Credit: Peter Robbins

Credit: Peter Robbins

The Kokernot o6 Ranch in Alpine, Texas, can trace its origins to 1805, when David Kokernot was born in Amsterdam, Holland. David’s father moved the family to New Orleans in 1818, where young David married a German immigrant. In 1832, he sailed for Texas with a load of dry goods. Despite being shipwrecked, he saw promise in the new land and returned with his wife and son—eventually serving in the Texas Navy and becoming friends with Sam Houston.

After the revolution, David’s sons John W. and Lee M. turned toward ranching and David joined them. In 1872, John registered the o6 brand in honor of his father. 

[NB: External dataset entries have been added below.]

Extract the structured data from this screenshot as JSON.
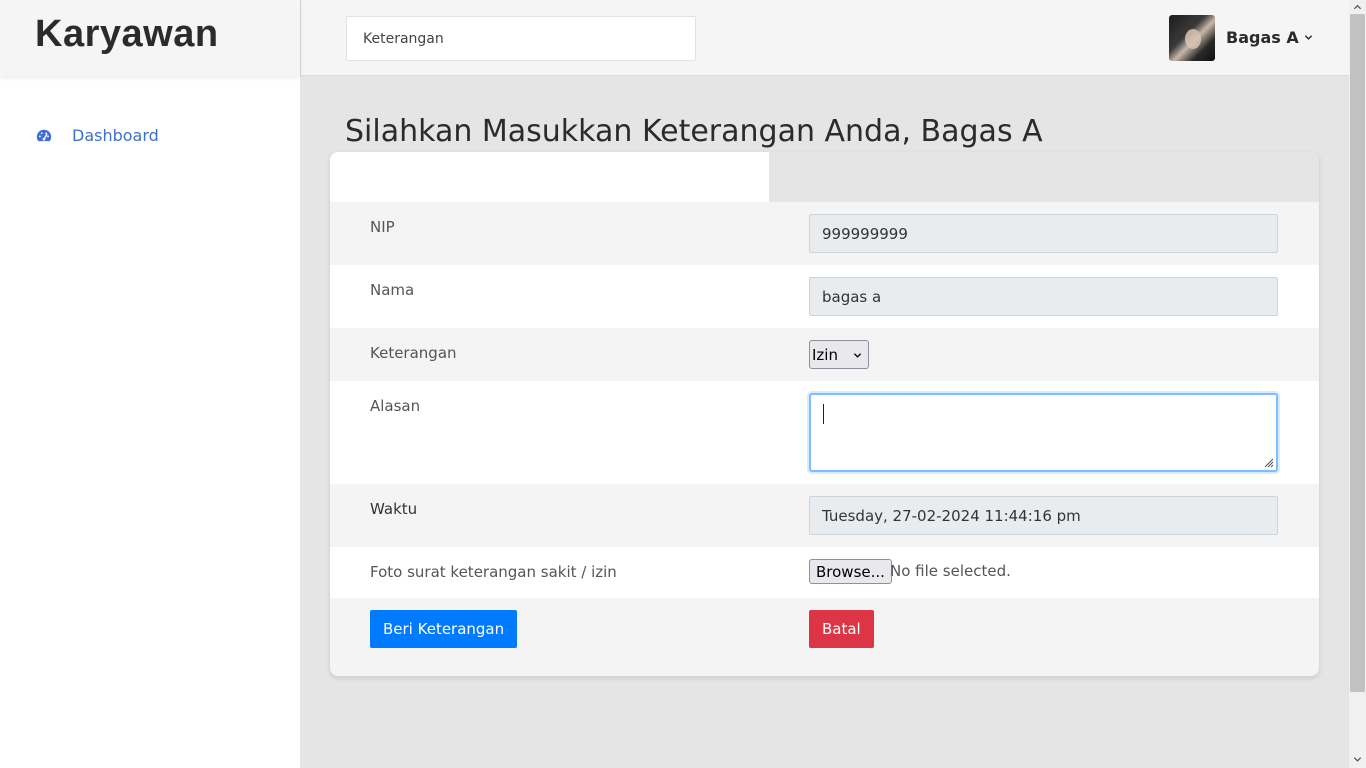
{
  "sidebar": {
    "brand": "Karyawan",
    "items": [
      {
        "label": "Dashboard",
        "icon": "tachometer-icon"
      }
    ],
    "accent_color": "#3f6fd1"
  },
  "header": {
    "search_placeholder": "Keterangan",
    "user_name": "Bagas A"
  },
  "main": {
    "title": "Silahkan Masukkan Keterangan Anda, Bagas A",
    "form": {
      "nip_label": "NIP",
      "nip_value": "999999999",
      "nama_label": "Nama",
      "nama_value": "bagas a",
      "keterangan_label": "Keterangan",
      "keterangan_selected": "Izin",
      "alasan_label": "Alasan",
      "alasan_value": "",
      "waktu_label": "Waktu",
      "waktu_value": "Tuesday, 27-02-2024 11:44:16 pm",
      "foto_label": "Foto surat keterangan sakit / izin",
      "browse_label": "Browse...",
      "file_status": "No file selected.",
      "submit_label": "Beri Keterangan",
      "cancel_label": "Batal"
    },
    "colors": {
      "primary": "#007bff",
      "danger": "#dc3545"
    }
  }
}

“The brand is o6, which stands for Officer Six: the rank of captain,” says Chris Lacy, current ranch manager and descendant of David.

In 1883, the Kokernots moved to the Davis Mountains of Texas. 

“They moved the entire ranch on the rail,” Lacy says. “There was no station; they just dropped off the chuckwagon, cowboys, horses, and cattle off the boxcars in Murphyville—which is now Alpine—and started ranching right there.”

L.M. and his son, Herbert Lee, kept their Alpine holdings, but also bought a ranch in Lubbock. They were soon able to triple their money on the Lubbock property and moved back to Alpine where Herbert Lee and later, his son Herbert Lee Jr., began ranch expansion in earnest.

In the subsequent century, the ranch has been recognized by dozens of national and local organizations, and its owners have held important civic and industry leadership roles. 

Today, the ranch is “bigger than Rhode Island” and runs Hereford and Hereford-Angus cross cattle, raises Quarter Horses, and offers big game hunting. 

“It’s all family owned and operated,” Lacy says. In addition to Chris, the current o6 owners are Elizabeth Winn, Ann Brown, and Golda Brown. “Most of the money comes from beef and hunting. There’s no oil money.”

The grandchildren currently being raised on the ranch are the eighth generation of Kokernots in Texas